In the records below, tally the lines that contain the word "teams" and give only that number.

────────────────

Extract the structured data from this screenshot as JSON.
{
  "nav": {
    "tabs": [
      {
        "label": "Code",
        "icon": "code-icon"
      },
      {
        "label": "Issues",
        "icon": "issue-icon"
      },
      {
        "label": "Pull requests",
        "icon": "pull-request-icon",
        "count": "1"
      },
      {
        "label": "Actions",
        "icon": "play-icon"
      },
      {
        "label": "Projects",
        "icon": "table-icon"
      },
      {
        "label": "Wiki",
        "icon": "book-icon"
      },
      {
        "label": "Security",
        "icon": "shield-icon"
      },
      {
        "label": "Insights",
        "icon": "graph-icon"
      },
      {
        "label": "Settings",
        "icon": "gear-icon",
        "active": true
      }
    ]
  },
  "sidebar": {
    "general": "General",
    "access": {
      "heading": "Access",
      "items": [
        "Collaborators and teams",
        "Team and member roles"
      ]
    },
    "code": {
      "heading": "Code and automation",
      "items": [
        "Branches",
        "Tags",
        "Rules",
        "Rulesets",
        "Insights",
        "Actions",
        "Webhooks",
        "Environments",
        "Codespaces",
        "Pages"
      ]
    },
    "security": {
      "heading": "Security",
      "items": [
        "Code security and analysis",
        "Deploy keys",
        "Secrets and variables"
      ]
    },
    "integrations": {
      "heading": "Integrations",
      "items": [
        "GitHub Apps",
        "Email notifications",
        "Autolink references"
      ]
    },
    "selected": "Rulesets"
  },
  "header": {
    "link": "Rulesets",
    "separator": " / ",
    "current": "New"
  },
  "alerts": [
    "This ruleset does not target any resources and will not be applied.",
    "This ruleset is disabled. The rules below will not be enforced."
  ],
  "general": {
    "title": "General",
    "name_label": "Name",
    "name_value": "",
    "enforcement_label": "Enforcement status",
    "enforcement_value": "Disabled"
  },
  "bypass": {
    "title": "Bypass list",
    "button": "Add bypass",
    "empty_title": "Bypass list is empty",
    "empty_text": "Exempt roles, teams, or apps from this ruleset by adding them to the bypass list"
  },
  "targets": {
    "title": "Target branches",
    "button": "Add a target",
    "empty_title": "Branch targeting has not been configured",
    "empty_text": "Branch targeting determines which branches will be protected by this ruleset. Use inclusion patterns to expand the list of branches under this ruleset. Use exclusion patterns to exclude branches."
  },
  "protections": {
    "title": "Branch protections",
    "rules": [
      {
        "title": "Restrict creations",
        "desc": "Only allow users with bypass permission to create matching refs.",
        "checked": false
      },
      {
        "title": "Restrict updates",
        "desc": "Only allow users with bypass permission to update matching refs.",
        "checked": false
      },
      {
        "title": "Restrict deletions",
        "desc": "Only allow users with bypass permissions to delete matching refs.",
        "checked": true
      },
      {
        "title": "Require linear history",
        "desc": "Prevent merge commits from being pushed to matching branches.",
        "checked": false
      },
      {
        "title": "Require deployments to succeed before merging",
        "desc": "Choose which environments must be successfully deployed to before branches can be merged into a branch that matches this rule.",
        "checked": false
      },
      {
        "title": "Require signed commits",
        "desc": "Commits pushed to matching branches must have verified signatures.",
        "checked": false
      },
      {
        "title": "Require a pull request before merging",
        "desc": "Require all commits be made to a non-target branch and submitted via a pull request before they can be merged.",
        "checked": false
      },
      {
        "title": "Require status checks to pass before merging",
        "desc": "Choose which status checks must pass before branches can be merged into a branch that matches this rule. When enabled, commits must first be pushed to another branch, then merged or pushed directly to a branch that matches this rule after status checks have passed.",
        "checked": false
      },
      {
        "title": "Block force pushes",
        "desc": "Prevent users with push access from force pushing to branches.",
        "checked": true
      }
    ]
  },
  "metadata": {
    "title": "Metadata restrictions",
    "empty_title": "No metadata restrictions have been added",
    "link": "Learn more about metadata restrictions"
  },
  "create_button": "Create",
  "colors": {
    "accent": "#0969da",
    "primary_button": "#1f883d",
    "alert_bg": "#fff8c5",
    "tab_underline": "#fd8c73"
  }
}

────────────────

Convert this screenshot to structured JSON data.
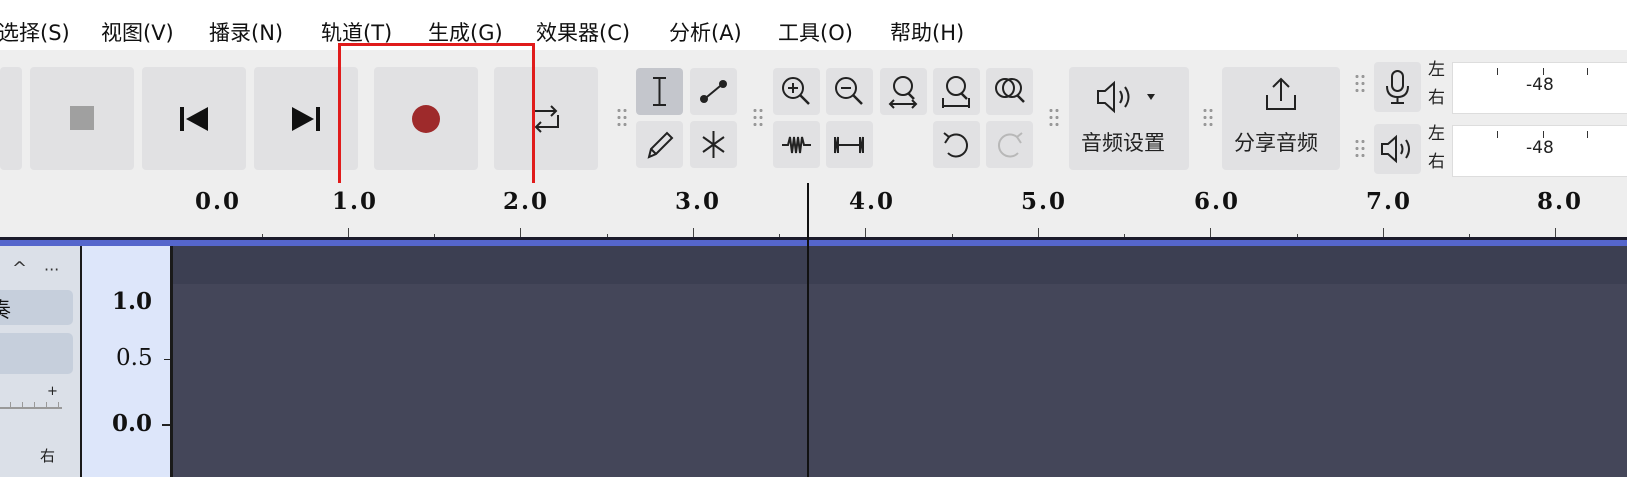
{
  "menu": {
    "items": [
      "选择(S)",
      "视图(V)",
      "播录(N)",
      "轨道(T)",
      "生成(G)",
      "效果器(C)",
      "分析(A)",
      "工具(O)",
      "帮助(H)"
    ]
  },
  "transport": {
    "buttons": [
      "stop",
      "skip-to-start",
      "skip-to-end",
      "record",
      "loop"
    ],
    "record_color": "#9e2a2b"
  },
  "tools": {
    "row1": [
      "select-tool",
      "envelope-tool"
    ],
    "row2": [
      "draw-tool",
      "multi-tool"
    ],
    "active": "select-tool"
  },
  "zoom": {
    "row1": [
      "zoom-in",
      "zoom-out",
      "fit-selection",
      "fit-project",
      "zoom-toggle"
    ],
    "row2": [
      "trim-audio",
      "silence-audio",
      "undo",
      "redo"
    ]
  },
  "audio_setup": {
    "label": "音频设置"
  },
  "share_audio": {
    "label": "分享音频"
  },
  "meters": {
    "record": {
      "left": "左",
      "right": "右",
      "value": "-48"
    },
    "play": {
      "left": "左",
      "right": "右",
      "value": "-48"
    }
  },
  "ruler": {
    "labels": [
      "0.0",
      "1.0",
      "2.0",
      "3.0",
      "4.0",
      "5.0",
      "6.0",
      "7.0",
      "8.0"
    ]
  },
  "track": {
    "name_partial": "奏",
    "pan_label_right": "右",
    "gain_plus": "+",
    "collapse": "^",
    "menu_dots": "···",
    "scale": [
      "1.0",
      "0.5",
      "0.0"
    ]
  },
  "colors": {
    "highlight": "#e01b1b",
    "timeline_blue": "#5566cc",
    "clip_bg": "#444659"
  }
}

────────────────

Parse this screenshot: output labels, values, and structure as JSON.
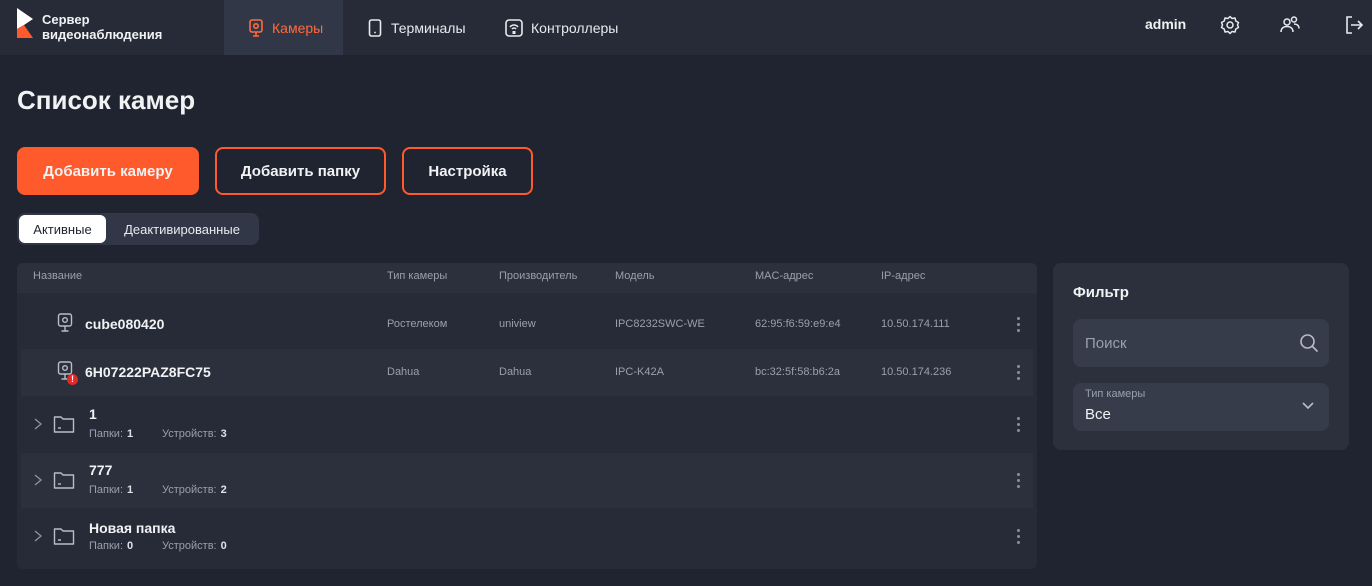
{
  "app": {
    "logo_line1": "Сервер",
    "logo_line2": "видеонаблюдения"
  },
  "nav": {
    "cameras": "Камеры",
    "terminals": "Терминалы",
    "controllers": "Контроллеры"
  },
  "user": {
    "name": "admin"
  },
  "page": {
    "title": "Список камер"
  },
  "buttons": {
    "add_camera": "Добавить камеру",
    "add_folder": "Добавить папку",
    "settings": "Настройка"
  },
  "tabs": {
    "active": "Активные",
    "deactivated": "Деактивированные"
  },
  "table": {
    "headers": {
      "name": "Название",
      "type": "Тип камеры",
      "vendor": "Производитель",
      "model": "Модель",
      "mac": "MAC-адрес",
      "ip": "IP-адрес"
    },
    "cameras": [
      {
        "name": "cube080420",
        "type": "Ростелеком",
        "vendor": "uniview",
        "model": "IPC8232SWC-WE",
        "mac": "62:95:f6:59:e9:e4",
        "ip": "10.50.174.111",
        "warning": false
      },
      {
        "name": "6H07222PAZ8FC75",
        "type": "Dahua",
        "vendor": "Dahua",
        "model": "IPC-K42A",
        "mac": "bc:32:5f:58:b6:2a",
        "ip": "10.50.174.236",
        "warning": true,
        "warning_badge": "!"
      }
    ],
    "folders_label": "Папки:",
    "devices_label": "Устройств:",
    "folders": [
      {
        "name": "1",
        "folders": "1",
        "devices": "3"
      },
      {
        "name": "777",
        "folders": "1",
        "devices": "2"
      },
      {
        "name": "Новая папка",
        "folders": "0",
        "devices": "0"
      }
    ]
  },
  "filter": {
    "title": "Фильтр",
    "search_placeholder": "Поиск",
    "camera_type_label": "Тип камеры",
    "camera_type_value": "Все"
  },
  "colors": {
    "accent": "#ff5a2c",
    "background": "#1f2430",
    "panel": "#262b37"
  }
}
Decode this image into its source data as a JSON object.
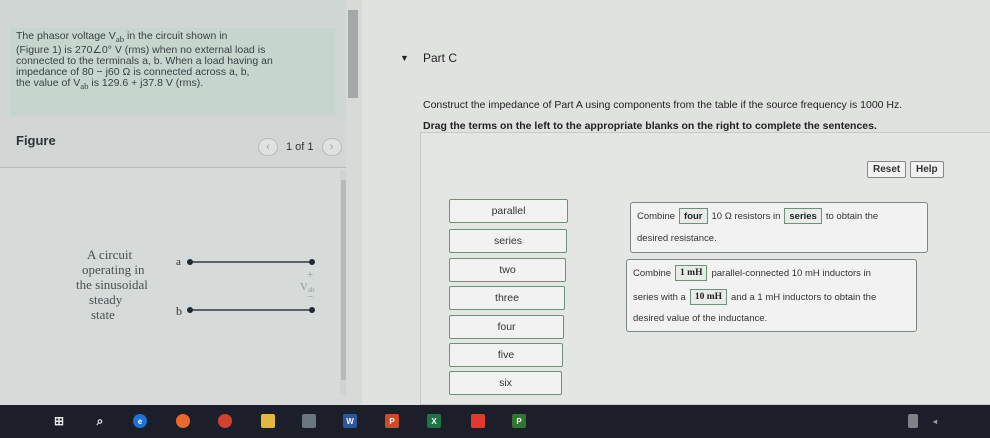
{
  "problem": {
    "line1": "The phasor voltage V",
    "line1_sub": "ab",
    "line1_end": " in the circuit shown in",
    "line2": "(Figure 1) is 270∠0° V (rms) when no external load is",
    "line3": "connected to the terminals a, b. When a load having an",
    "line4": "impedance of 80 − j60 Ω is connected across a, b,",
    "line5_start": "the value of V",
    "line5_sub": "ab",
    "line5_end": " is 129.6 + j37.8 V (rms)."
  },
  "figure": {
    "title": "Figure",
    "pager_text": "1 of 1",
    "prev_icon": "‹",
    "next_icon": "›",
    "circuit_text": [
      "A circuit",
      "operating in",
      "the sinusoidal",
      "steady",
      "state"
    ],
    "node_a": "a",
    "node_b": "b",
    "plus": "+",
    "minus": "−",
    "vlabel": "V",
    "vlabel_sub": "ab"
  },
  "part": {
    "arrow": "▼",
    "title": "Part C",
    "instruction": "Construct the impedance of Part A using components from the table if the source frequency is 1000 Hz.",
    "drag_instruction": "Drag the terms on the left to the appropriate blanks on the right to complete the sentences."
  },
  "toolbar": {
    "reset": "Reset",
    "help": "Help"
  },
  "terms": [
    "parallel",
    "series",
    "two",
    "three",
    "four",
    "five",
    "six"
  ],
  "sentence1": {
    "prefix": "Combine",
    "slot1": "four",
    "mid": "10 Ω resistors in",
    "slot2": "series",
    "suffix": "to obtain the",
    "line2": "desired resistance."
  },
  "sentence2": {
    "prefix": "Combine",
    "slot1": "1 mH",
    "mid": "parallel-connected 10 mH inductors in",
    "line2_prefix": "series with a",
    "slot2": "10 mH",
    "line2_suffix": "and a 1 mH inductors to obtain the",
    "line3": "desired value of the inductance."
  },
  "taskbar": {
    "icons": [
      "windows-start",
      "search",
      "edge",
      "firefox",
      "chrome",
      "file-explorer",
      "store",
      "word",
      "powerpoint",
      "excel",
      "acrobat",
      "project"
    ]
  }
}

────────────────

TASK RESPONSE:
2